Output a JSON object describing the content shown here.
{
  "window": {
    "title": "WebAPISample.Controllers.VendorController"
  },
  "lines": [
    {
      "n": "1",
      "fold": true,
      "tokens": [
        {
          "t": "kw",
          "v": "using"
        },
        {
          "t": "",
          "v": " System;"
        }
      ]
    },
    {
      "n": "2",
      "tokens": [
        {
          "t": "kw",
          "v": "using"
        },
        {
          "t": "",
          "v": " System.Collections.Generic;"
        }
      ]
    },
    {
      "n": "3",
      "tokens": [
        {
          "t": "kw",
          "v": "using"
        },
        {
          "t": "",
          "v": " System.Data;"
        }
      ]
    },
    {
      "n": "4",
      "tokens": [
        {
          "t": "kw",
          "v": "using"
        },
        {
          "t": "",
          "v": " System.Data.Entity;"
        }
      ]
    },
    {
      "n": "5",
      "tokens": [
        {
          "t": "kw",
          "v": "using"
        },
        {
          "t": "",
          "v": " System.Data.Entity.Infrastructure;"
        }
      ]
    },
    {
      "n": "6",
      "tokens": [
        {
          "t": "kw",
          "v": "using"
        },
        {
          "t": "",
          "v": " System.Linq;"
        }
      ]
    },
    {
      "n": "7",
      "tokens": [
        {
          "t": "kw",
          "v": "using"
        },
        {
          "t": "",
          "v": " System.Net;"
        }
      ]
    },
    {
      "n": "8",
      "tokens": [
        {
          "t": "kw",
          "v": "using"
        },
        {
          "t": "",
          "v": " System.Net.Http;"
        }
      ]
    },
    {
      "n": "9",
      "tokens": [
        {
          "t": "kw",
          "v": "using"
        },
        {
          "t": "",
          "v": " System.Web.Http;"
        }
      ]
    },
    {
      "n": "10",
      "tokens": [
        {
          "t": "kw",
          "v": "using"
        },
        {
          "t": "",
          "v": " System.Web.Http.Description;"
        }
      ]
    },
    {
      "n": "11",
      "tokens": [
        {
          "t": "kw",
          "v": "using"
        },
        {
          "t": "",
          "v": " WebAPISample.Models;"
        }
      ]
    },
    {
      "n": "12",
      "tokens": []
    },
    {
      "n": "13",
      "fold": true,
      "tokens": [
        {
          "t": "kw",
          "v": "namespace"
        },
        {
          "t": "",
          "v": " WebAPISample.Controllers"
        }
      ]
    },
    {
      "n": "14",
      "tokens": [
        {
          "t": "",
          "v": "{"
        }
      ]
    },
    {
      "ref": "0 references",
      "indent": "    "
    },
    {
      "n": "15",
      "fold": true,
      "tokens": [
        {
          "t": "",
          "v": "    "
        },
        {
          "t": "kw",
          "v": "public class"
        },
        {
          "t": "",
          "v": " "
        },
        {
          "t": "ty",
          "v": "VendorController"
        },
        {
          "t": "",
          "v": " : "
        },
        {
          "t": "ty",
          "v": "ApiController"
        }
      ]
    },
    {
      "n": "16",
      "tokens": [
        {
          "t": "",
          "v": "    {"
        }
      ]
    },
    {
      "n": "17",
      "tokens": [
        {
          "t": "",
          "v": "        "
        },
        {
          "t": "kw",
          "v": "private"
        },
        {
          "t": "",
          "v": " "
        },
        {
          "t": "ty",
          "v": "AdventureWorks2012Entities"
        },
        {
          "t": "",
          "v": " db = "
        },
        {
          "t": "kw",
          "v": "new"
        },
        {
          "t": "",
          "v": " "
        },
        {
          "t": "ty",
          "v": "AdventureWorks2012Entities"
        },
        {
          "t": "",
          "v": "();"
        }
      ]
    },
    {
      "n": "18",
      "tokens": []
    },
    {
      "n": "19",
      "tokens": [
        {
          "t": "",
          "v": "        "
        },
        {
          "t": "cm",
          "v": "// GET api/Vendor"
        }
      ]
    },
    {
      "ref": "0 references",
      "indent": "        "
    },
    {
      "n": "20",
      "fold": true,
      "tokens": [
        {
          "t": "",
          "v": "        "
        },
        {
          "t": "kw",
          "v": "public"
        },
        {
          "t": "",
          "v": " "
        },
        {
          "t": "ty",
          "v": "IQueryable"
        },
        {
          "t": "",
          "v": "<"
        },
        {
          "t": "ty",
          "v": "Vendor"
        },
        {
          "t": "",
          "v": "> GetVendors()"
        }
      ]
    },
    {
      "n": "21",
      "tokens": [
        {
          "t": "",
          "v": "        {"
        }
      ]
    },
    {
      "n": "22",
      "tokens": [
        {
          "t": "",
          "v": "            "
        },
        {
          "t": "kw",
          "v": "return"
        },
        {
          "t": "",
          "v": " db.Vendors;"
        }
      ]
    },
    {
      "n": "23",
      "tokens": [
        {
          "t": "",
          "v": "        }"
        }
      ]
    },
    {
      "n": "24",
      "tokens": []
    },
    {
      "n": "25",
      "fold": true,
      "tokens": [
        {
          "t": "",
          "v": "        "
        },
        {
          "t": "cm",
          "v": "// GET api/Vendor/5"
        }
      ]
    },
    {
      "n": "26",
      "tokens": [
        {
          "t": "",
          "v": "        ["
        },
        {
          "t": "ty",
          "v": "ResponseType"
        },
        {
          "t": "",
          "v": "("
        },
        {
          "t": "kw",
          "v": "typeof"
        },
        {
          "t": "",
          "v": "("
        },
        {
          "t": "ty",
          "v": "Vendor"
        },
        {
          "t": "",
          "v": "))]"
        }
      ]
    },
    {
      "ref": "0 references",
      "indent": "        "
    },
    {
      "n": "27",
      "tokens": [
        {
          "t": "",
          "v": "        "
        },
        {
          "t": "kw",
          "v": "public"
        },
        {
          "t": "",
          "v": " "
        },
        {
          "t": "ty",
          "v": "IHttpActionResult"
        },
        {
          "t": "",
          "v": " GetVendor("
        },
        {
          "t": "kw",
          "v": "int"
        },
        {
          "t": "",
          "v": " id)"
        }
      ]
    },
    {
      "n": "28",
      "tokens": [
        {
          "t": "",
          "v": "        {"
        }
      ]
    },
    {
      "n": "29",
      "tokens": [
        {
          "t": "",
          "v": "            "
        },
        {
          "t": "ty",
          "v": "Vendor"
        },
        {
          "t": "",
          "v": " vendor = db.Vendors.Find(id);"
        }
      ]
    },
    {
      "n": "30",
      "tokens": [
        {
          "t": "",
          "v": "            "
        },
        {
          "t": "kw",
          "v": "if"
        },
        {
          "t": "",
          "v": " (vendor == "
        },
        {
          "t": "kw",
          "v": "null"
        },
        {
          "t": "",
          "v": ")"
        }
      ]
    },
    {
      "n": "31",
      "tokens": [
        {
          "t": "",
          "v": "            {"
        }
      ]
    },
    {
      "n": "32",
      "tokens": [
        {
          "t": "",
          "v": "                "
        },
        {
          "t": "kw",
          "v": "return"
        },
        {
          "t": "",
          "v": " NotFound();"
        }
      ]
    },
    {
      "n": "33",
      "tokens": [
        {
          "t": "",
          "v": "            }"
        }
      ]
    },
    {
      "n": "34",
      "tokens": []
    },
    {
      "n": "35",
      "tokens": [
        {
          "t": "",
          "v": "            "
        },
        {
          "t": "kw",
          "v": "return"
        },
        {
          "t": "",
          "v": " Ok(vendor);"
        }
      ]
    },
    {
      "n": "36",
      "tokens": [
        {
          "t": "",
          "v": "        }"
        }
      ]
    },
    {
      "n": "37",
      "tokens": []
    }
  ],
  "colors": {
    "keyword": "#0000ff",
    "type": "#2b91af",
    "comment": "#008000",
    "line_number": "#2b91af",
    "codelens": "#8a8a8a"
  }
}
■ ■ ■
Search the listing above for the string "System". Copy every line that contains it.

          "v": " System;"
          "v": " System.Collections.Generic;"
          "v": " System.Data;"
          "v": " System.Data.Entity;"
          "v": " System.Data.Entity.Infrastructure;"
          "v": " System.Linq;"
          "v": " System.Net;"
          "v": " System.Net.Http;"
          "v": " System.Web.Http;"
          "v": " System.Web.Http.Description;"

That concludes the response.